WHAT THE TASK ASKS —
Across all entries below, how many lines include "Taverne"? Only the number, please.

#### PROVIDED DATA

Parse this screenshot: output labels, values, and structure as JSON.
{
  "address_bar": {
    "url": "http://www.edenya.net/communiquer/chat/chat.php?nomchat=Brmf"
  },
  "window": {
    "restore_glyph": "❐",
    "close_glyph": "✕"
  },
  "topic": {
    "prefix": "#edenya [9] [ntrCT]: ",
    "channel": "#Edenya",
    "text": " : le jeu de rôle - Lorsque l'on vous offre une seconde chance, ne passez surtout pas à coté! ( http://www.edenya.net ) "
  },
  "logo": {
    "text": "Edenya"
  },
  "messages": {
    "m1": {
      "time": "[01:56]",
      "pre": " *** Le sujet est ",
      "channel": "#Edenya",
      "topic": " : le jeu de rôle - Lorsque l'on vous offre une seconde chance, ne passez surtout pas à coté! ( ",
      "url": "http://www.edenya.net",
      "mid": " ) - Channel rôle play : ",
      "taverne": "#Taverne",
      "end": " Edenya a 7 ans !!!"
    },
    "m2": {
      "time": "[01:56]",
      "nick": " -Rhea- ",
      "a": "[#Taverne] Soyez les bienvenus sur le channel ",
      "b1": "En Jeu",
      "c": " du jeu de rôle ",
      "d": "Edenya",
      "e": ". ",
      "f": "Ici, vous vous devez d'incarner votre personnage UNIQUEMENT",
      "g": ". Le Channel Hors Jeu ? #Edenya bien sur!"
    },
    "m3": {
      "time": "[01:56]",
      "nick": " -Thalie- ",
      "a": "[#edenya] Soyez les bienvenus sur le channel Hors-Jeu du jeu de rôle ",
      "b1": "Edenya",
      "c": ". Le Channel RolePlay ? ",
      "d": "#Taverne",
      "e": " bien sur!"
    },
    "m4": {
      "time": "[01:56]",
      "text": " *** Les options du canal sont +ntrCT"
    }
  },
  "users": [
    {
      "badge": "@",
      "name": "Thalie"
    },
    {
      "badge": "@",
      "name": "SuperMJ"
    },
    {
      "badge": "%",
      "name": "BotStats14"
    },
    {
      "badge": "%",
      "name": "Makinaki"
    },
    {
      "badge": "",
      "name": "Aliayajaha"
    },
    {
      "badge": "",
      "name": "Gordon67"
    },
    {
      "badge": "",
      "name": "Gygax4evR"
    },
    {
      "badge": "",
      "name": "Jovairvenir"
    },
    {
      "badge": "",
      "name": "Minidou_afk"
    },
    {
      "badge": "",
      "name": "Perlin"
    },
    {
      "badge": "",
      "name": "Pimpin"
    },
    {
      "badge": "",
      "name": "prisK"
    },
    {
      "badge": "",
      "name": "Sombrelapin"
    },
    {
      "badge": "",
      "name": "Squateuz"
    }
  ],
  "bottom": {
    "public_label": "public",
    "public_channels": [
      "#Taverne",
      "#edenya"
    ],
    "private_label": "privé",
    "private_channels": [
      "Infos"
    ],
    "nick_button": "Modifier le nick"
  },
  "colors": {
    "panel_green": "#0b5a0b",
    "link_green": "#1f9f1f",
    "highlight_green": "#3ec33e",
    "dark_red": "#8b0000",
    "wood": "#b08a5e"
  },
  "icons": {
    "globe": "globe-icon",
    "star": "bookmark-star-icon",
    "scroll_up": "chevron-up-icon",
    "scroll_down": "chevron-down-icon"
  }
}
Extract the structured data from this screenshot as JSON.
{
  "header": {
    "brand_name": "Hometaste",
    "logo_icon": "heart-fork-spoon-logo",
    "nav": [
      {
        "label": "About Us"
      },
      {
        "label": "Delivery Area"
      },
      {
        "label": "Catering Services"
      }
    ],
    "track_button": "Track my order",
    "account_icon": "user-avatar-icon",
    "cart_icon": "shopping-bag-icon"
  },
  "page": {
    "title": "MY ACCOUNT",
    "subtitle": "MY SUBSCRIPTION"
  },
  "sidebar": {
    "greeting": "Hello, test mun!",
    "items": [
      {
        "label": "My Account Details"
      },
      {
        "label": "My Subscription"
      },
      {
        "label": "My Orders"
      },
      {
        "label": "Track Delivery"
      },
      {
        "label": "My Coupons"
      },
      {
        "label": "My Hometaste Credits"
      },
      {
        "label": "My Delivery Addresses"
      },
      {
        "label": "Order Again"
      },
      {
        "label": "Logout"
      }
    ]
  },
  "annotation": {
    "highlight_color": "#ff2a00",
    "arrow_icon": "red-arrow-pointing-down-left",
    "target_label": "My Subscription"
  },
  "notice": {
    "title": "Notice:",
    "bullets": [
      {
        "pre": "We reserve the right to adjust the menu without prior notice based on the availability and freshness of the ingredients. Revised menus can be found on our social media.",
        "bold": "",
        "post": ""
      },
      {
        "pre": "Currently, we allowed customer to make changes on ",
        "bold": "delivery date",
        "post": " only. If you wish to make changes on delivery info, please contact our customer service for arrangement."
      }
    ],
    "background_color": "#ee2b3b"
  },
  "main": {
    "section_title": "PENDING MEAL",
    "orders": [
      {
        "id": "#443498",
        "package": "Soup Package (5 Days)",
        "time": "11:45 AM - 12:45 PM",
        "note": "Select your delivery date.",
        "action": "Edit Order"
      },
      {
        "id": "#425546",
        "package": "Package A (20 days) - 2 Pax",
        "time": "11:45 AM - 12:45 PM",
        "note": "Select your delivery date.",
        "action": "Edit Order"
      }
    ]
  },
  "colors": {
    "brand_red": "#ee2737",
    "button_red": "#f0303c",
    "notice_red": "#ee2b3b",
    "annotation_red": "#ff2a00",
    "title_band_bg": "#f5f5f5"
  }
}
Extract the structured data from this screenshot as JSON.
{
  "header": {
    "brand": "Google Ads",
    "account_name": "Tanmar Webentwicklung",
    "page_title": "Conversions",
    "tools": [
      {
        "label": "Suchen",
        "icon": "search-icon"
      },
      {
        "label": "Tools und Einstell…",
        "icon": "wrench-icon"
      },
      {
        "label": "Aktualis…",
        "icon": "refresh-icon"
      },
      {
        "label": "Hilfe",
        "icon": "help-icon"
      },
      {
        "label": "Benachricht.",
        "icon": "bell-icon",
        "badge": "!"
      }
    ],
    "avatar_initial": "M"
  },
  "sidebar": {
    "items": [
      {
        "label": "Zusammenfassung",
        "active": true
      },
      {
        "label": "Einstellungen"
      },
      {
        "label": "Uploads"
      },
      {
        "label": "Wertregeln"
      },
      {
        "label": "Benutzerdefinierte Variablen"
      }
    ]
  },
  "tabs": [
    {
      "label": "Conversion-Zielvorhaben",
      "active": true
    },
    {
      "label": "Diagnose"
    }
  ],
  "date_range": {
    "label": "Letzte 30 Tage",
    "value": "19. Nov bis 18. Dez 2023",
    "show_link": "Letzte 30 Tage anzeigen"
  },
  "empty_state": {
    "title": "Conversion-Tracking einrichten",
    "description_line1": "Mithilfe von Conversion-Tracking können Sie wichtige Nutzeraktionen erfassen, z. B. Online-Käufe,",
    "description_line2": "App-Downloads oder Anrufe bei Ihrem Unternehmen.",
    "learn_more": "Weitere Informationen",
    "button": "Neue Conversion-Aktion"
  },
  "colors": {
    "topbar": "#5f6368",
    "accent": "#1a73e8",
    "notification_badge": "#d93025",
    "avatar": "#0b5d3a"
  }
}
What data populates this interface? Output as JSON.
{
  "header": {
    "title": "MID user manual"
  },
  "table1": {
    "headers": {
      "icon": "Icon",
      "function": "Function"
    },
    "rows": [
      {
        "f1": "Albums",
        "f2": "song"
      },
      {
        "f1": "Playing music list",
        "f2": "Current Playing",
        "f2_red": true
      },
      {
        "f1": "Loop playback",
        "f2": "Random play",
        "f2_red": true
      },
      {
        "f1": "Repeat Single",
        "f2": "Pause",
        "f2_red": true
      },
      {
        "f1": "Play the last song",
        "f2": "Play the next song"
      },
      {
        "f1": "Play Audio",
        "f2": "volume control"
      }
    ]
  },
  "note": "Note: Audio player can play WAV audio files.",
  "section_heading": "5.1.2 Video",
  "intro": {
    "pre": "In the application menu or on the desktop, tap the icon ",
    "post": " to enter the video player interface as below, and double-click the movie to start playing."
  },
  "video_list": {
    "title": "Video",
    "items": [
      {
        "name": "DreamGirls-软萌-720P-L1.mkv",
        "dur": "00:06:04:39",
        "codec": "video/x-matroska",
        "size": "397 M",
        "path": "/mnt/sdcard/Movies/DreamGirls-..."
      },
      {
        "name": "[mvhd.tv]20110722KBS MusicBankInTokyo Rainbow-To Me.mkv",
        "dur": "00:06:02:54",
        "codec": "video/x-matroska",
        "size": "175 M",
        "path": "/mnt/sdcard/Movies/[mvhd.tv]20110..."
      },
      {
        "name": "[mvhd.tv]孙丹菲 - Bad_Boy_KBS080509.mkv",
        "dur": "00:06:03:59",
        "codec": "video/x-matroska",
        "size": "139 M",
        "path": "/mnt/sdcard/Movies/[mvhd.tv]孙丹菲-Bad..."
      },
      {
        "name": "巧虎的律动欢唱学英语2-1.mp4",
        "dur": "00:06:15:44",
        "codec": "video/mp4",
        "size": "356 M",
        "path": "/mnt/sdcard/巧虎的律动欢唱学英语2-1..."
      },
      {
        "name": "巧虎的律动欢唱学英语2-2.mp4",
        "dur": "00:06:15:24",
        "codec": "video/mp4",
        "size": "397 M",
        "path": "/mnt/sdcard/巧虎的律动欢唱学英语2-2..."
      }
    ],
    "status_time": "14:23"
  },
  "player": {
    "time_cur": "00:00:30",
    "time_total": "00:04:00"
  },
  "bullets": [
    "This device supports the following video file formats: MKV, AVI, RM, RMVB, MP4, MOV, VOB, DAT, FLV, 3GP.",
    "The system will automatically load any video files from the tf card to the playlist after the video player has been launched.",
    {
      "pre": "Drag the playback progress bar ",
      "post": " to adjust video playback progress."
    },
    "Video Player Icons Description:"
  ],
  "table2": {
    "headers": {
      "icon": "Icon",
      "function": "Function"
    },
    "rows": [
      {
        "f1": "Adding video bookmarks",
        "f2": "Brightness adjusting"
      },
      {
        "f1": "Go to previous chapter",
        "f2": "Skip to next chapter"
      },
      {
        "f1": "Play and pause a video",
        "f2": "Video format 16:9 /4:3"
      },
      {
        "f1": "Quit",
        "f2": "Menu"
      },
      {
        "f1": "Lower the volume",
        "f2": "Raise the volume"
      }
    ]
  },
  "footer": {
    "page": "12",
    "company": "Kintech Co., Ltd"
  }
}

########

EXPECTED OUTPUT —
4